_EXERCISE_
Only the lines of the data holding the string "icon" need to be returned.

_PROVIDED RECORDS_

====

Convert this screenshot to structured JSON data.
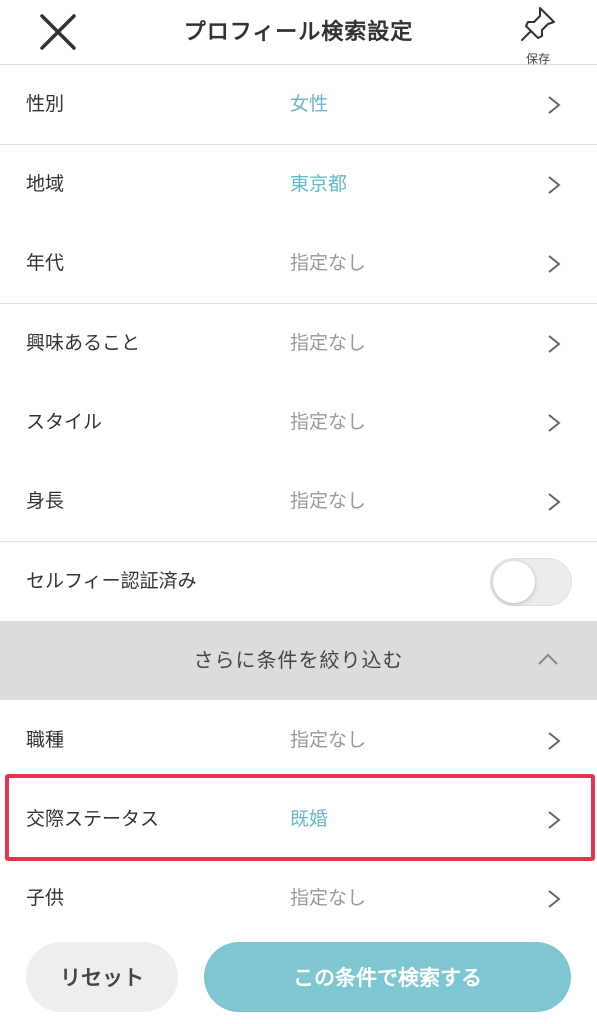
{
  "header": {
    "title": "プロフィール検索設定",
    "close_icon": "close-icon",
    "save_icon": "pin-icon",
    "save_label": "保存"
  },
  "rows": [
    {
      "label": "性別",
      "value": "女性",
      "is_set": true
    },
    {
      "label": "地域",
      "value": "東京都",
      "is_set": true
    },
    {
      "label": "年代",
      "value": "指定なし",
      "is_set": false
    },
    {
      "label": "興味あること",
      "value": "指定なし",
      "is_set": false
    },
    {
      "label": "スタイル",
      "value": "指定なし",
      "is_set": false
    },
    {
      "label": "身長",
      "value": "指定なし",
      "is_set": false
    }
  ],
  "selfie": {
    "label": "セルフィー認証済み",
    "enabled": false
  },
  "narrow": {
    "label": "さらに条件を絞り込む",
    "expanded": true
  },
  "more_rows": [
    {
      "label": "職種",
      "value": "指定なし",
      "is_set": false
    },
    {
      "label": "交際ステータス",
      "value": "既婚",
      "is_set": true
    },
    {
      "label": "子供",
      "value": "指定なし",
      "is_set": false
    }
  ],
  "footer": {
    "reset_label": "リセット",
    "search_label": "この条件で検索する"
  },
  "colors": {
    "accent": "#66b9c7",
    "search_button": "#7ec7d2",
    "highlight": "#e8344f"
  }
}
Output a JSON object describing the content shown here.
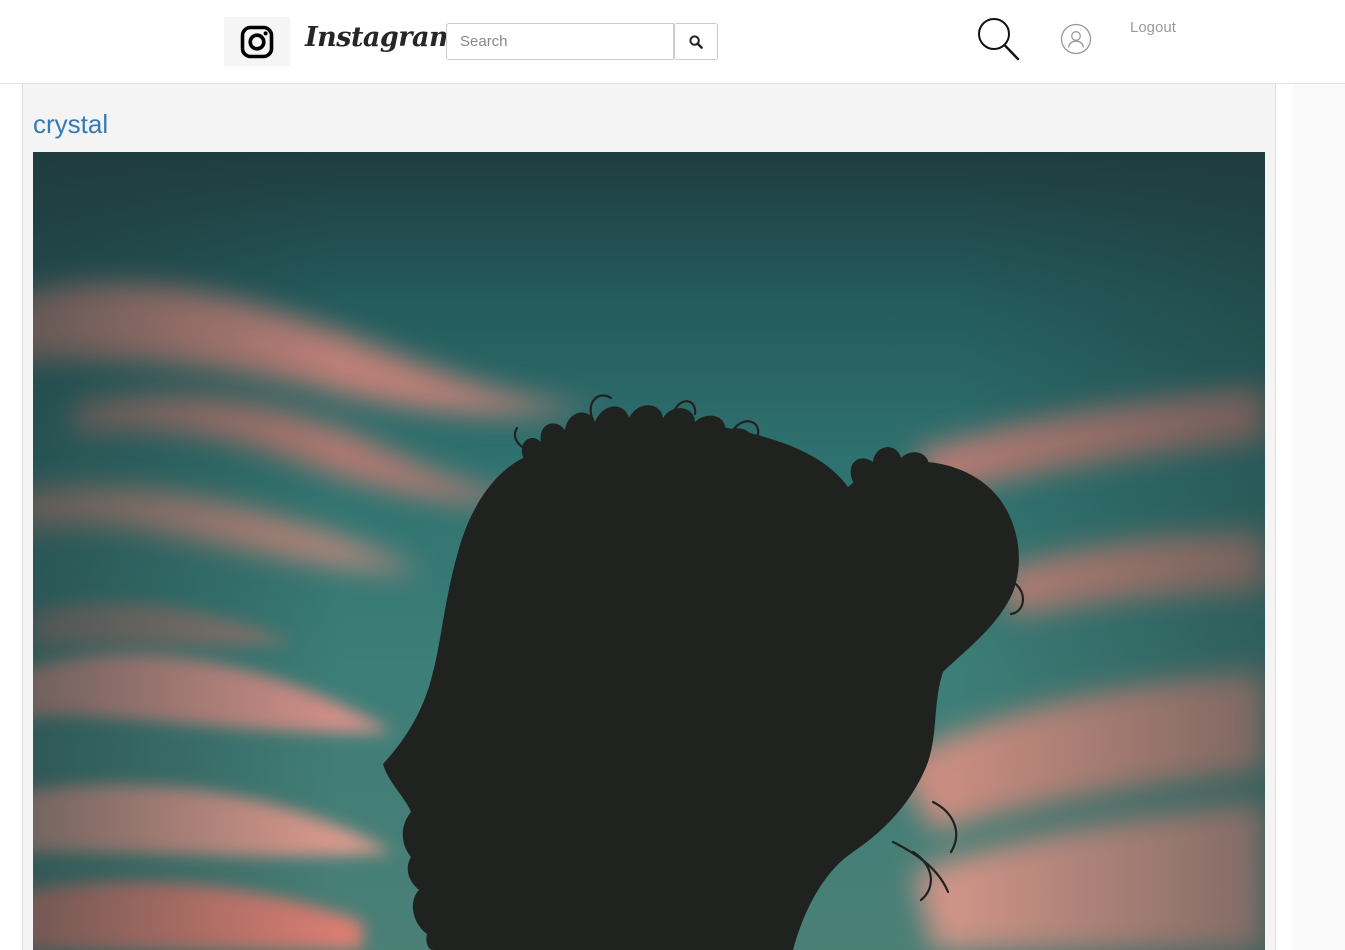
{
  "navbar": {
    "brand_name": "Instagram",
    "search": {
      "placeholder": "Search",
      "value": ""
    },
    "logout_label": "Logout"
  },
  "post": {
    "username": "crystal",
    "image_subject": "silhouette of woman's profile against sunset sky"
  },
  "colors": {
    "link": "#337ab7",
    "sky_top": "#1f3f42",
    "sky_mid": "#2e7675",
    "cloud_pink": "#e88f82",
    "silhouette": "#202220"
  }
}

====

_OUTPUT OF THE TASK_
    "close_icon": "close-icon",
    "save_icon": "pin-icon",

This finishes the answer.